The reasons, as he states them:
- Flash is closed, and Web technologies should be open
- Most of the video people really want to watch is available in iPhone/iPad-compatible HTML5 anyhow
- With 50,000 games for the iPhone and iPad, who cares if they won't play Flash games?
- Flash is too unreliable and insecure
- Flash for mobile devices has been delayed too often
- Flash kills battery life
- Flash was never designed for touch interfaces
- Flash is an additional layer that lets developers create cross-platform apps, but at the expense of building apps that truly leverage the platforms they run on

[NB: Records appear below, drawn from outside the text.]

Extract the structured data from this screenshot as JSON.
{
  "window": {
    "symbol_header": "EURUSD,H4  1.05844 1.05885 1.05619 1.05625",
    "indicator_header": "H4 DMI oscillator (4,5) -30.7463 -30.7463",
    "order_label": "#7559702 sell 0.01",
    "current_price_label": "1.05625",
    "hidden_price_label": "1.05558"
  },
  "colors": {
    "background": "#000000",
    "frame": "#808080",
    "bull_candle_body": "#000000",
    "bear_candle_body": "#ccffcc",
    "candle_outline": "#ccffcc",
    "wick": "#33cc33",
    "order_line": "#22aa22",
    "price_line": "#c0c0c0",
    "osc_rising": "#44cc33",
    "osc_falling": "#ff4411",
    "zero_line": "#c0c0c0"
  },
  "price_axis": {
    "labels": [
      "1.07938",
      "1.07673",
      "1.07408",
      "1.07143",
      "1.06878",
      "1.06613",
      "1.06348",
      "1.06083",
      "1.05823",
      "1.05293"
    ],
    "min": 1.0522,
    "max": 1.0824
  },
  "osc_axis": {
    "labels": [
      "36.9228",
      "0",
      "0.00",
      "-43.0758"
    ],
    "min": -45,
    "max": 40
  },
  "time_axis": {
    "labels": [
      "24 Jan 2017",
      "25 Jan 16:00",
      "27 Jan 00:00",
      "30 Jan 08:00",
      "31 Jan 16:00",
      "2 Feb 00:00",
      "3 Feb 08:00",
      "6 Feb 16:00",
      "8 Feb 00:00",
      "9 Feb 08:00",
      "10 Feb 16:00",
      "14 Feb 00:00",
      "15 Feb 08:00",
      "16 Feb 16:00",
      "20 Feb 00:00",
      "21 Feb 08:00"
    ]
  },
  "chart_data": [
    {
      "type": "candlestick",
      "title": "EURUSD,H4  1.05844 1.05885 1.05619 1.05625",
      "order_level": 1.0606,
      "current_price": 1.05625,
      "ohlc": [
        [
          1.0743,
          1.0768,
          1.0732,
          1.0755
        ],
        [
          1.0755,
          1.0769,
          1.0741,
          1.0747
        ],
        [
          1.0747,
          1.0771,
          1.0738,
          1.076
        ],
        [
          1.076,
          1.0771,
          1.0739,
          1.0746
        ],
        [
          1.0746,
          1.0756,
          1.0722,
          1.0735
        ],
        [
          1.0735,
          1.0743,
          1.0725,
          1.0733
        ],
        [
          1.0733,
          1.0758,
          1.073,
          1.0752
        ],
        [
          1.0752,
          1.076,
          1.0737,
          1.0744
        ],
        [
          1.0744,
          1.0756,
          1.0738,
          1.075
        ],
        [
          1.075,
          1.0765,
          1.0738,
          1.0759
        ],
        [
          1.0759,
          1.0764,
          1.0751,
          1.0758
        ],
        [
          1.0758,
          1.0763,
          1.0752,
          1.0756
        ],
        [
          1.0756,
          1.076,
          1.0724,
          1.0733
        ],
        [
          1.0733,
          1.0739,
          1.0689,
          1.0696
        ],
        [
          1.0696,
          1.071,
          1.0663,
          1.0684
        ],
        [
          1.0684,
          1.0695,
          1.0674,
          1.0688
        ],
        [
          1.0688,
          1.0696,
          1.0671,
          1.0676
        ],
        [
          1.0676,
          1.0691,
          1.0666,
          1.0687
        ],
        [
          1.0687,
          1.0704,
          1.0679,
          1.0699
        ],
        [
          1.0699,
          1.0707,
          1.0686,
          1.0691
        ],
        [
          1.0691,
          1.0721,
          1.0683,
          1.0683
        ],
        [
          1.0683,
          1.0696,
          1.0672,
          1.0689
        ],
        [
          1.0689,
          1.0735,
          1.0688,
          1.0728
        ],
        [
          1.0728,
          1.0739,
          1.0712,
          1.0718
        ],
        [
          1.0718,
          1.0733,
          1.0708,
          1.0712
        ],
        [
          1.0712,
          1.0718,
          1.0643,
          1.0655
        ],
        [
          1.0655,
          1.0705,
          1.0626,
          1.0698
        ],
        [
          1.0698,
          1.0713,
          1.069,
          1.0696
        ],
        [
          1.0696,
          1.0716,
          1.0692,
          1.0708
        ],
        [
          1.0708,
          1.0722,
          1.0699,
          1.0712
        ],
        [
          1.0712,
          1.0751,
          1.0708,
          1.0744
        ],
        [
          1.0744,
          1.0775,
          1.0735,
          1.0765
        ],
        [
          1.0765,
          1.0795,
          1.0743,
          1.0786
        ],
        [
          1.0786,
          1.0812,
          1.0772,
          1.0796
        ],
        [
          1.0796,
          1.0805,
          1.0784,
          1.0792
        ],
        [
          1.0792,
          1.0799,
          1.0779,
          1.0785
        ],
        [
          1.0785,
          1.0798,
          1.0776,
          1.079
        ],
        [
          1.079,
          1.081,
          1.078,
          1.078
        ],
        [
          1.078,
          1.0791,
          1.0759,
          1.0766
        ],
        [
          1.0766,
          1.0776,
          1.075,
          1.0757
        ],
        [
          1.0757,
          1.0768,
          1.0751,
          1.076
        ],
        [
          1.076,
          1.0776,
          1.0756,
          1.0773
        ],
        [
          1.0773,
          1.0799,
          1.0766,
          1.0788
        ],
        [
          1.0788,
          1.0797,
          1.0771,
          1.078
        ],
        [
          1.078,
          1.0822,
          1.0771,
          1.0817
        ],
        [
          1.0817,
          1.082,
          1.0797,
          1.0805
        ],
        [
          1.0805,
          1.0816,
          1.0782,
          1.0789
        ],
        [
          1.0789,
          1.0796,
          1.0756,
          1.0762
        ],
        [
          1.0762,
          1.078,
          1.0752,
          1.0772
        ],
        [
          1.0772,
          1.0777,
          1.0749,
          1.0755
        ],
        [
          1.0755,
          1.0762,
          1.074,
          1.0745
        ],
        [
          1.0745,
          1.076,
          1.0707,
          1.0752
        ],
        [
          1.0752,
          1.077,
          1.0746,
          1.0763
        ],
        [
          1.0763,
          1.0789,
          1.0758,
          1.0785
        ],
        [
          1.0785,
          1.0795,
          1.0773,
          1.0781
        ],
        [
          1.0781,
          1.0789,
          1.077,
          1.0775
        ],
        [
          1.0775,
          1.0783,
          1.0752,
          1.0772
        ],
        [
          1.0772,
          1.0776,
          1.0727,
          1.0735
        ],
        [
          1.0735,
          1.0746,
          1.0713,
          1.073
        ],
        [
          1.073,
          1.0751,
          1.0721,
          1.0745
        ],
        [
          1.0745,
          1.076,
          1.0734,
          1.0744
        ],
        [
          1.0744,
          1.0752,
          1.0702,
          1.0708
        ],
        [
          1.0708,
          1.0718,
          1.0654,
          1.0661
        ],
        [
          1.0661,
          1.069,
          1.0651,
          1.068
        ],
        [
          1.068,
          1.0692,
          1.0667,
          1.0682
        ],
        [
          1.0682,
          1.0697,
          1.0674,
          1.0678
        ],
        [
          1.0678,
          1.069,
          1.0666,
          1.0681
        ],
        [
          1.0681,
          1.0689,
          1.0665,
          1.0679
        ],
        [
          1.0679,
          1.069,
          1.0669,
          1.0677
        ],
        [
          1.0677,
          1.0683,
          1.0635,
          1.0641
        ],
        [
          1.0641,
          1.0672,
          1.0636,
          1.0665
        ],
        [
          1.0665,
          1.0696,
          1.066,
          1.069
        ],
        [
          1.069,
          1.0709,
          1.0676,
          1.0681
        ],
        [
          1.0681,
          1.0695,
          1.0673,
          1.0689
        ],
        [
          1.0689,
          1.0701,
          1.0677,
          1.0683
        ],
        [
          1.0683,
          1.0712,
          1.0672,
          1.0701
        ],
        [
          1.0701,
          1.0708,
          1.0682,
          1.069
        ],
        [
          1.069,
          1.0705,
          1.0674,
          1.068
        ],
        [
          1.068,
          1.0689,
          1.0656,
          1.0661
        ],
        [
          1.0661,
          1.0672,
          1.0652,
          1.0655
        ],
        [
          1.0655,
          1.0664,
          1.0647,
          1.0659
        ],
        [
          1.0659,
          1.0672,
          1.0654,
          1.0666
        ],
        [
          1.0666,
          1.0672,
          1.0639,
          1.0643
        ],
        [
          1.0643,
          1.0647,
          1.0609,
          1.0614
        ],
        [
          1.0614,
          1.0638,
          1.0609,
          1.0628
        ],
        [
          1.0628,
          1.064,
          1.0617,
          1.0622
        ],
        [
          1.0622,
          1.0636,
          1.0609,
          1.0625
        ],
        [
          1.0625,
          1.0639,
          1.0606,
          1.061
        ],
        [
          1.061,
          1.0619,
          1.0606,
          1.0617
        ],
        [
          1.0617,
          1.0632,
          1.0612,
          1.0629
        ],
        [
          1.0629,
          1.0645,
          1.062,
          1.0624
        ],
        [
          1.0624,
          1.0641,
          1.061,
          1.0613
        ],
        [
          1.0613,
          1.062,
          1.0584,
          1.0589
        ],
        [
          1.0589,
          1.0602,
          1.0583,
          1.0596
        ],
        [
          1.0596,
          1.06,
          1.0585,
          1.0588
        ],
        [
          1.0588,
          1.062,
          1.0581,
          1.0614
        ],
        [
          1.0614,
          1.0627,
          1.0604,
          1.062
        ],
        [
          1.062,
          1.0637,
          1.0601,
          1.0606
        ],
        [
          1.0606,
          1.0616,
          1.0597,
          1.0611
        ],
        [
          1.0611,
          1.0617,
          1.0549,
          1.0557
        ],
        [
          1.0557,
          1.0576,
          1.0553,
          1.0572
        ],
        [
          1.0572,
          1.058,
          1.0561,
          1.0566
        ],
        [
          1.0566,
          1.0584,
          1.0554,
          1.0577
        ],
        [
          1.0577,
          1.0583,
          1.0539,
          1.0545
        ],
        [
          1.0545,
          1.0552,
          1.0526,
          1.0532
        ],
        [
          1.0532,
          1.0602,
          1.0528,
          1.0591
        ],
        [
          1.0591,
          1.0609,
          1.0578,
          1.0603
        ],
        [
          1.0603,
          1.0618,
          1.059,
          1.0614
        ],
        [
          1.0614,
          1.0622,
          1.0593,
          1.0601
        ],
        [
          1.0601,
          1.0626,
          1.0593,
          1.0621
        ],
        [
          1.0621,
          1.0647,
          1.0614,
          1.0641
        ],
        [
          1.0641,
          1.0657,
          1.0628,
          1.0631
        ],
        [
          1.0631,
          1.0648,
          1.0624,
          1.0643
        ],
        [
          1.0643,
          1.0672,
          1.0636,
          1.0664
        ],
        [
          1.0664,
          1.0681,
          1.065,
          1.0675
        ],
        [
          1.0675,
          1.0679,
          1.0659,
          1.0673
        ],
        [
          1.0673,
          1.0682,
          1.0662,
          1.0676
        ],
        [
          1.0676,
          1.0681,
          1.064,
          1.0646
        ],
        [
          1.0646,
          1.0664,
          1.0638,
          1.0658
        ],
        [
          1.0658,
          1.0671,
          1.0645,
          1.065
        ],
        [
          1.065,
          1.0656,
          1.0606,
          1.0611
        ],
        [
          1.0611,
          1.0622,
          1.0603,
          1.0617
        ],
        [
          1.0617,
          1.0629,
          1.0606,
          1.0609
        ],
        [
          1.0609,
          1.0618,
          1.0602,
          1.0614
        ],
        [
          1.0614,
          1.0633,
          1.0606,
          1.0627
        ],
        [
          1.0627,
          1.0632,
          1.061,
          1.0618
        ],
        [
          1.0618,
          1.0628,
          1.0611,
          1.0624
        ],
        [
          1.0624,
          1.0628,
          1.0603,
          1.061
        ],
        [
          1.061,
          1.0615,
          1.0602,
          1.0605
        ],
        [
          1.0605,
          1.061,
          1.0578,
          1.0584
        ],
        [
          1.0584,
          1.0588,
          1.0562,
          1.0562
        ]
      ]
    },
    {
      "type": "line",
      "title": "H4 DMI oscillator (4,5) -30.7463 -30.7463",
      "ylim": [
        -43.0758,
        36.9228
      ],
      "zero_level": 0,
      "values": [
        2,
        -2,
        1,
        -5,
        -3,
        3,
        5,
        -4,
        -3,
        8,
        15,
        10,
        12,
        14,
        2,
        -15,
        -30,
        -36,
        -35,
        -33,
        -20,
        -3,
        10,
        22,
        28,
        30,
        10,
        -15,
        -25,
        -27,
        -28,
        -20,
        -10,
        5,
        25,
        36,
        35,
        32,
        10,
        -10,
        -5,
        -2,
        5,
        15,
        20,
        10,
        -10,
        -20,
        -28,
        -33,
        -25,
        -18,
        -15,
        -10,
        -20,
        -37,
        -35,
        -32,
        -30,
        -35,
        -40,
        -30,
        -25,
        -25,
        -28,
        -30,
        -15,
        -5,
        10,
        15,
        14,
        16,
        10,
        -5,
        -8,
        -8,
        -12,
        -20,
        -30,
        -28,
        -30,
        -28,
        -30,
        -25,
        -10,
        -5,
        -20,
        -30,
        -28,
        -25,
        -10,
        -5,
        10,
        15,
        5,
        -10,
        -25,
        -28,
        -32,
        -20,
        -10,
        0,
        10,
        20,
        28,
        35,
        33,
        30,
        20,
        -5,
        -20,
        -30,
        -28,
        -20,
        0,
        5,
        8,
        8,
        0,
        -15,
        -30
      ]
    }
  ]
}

It's easy to poke holes in certain parts of Jobs' arguments--for instance, he says that "iPhone, iPod and iPod users aren't missing much video," which will news to anyone who's traveled around the Web on an Apple mobile device and found more giant empty blocks than video players. And lots of people-me included-would rather have the opportunity to choose for themselves whether to use Flash and Flash content on their mobile gadgets. (It's possible to opt for a Flash-free PC or Mac; hardly anyone does.)
Overall, though, Jobs's piece is pretty cogent. I came away from it feeling that Apple's stance on Flash is controlling-but not nefarious. It's the latest in a long list of instances of Apple getting to the future a little ahead of everyone else, in ways that are problematic at first but work out okay in the long run.
I hope that Adobe responds. The company has some good bloggers, including Mike Chambers and John Nack. Unfortunately, though, the most prominent Adobe employee who blogs about Flash is an evangelist named Lee Brimelow who seems to specialize in being kinda childish. His blog is called The Flash Blog, and has included a rant that ended "Go screw yourself, Apple" and another post which seems to criticize the iPad for not supporting Flash-based porn. I get why an Adobe staffer-especially one charged with being passionate about Flash-might be irate about all this. But Brimelow isn't the guy to take on Steve Jobs directly.
Brimelow says that The Flash Blog isn't the official Adobe Flash blog. Given his position with the company and the blog's title-and the fact there isn't an official Flash blog as far as I can tell-I understand why people might be confused.
There's a case to be made for Flash on Apple platforms, and Adobe ought to make it-calmly, coherently, and soon. Even if it's a lost cause. Which it is...
This story, "Will Adobe Respond to Steve Jobs's Flash Takedown?" was originally published by Technologizer.